New Mexico Farmer Sentenced to Five Years in Prison for Tax Fraud, Fraudulently Collecting Farm Subsidies
Ordered to Pay $18 Million in Restitution to the Internal Revenue Service
WASHINGTON – Bill Melot, a Hobbs, N.M., farmer, was sentenced to five years in prison yesterday to be followed by three years of supervised release for tax evasion, program fraud and other crimes, the Justice Department, Internal Revenue Service (IRS) and U.S. Department of Agriculture’s (USDA) Office of Inspector General announced today.
Melot was previously convicted of tax evasion, failure to file tax returns, making false statements to the USDA, and impeding the IRS following a four-day jury trial in Albuquerque, N.M. According to the indictment and evidence presented at trial and at sentencing, Melot owes the IRS more than $25 million in federal taxes and more than $7 million in taxes to the state of Texas. Melot has not filed a personal income tax return since 1986. In addition, Melot has improperly collected more than $225,000 in federal farm subsidies from USDA by furnishing false information to the agency. Specifically, Melot provided the USDA with a false Social Security number (SSN) and fictitious employer identification number (EIN) to collect federal farm aid.

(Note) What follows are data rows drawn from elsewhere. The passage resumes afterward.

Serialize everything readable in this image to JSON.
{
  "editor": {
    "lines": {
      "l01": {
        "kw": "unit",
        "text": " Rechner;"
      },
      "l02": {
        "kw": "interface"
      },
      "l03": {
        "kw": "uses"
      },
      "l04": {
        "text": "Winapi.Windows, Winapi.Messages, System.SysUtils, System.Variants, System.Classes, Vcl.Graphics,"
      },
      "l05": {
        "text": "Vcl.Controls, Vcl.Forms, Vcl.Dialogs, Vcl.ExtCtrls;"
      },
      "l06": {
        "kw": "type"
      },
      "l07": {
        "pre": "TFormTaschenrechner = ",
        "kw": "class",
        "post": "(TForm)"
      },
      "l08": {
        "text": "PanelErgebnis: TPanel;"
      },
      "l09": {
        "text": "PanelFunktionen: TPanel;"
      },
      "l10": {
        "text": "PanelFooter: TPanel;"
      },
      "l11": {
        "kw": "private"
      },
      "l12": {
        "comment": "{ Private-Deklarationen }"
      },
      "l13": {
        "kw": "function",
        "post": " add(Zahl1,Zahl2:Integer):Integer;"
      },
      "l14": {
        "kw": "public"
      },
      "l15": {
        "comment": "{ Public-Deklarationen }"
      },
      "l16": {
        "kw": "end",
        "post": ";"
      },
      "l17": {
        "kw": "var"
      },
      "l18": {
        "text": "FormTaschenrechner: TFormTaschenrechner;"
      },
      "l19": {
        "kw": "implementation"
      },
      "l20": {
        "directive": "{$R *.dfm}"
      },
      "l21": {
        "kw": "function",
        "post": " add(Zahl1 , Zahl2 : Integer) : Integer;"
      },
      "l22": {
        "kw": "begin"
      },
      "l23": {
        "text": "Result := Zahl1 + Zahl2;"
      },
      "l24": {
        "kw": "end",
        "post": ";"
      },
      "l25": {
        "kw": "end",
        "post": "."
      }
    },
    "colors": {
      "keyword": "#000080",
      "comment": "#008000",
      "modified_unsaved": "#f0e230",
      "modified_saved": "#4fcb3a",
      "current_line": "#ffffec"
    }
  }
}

According to the indictment and evidence presented at trial, Melot took numerous steps to conceal his ownership of 250 acres in Lea County, N.M., including notarizing forged deeds and titling the property in the name of nominees. The evidence also showed that Melot used false SSNs and fictitious EINs to hide his assets from the IRS. Additionally, Melot maintained a bank account with Nordfinanz Zurich, a Swiss financial institution, which he set up in Nassau, Bahamas, in 1992. Melot failed to report the Swiss bank account to the U.S. Treasury Department as required by law.

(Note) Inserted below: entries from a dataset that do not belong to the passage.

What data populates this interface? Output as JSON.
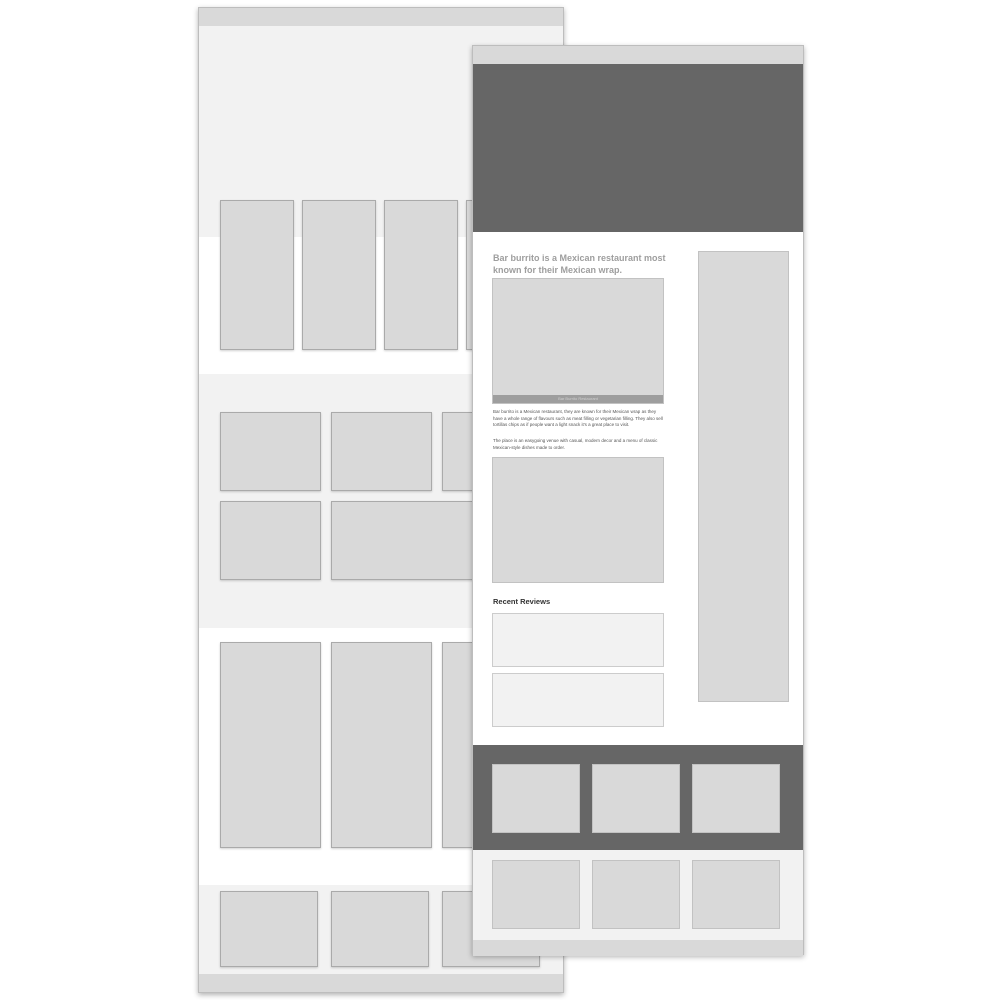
{
  "article": {
    "headline": "Bar burrito is a Mexican restaurant most known for their Mexican wrap.",
    "image_caption": "Bar Burrito Restaurant",
    "paragraphs": [
      "Bar burrito is a Mexican restaurant, they are known for their Mexican wrap as they have a whole range of flavours such as meat filling or vegetarian filling. They also sell tortillas chips as if people want a light snack it's a great place to visit.",
      "The place is an easygoing venue with casual, modern decor and a menu of classic Mexican-style dishes made to order."
    ]
  },
  "reviews": {
    "title": "Recent Reviews"
  },
  "colors": {
    "hero": "#666666",
    "placeholder": "#d9d9d9",
    "panel": "#f2f2f2",
    "footer": "#666666"
  }
}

Melot was also ordered to pay $18,493,099 in restitution to the IRS and $226,526 in restitution to the USDA.
Kenneth J. Gonzales, U.S. Attorney for the District of New Mexico, and John A. DiCicco, Principal Deputy Assistant Attorney General of the Justice Department’s Tax Division, commended the investigative efforts of IRS Criminal Investigation and the USDA’s Office of Inspector General, as well as Tax Division Trial Attorney Jed Silversmith and Assistant U.S. Attorney George Kraehe, who prosecuted the case. Principal Deputy Assistant Attorney General DiCicco and U.S. Attorney Gonzales also thanked the Criminal Investigation Division of the Texas Comptroller of Public Accounts for its assistance in prosecuting this matter.

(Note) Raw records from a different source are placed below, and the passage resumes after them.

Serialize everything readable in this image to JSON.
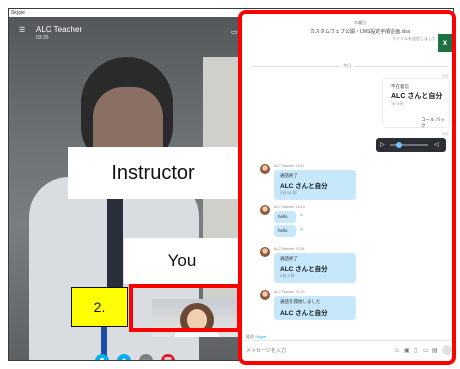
{
  "window": {
    "app_title": "Skype"
  },
  "call": {
    "contact_name": "ALC Teacher",
    "duration": "03:26",
    "labels": {
      "instructor": "Instructor",
      "you": "You",
      "step": "2."
    }
  },
  "chat": {
    "file": {
      "sender": "木曜日",
      "name": "カスタムウェブ公開・LMS設定手順企画.xlsx",
      "status": "ファイルを送信しました"
    },
    "date_divider": "今日",
    "time_file": "10:1",
    "missed_call": {
      "time": "10:1",
      "title": "不在着信",
      "name": "ALC さんと自分",
      "count": "☏ 0分",
      "callback": "コール バック"
    },
    "audio_time": "10:1",
    "messages": [
      {
        "sender": "ALC Teacher, 10:11",
        "lines": [
          "通話終了",
          "ALC さんと自分",
          "2分 51 秒"
        ]
      },
      {
        "sender": "ALC Teacher, 10:14",
        "lines": [
          "hello",
          "hello"
        ]
      },
      {
        "sender": "ALC Teacher, 11:06",
        "lines": [
          "通話終了",
          "ALC さんと自分",
          "2分 3 秒"
        ]
      },
      {
        "sender": "ALC Teacher, 11:13",
        "lines": [
          "通話を開始しました",
          "ALC さんと自分"
        ]
      }
    ],
    "footer": {
      "to_prefix": "経由",
      "to_link": "Skype",
      "placeholder": "メッセージを入力"
    }
  },
  "colors": {
    "highlight_red": "#ff0000",
    "step_yellow": "#ffff00",
    "skype_blue": "#00aff0",
    "end_call_red": "#e81123"
  }
}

More information about the Justice Department’s Tax Division and its enforcement efforts is available at www.usdoj.gov/tax/ .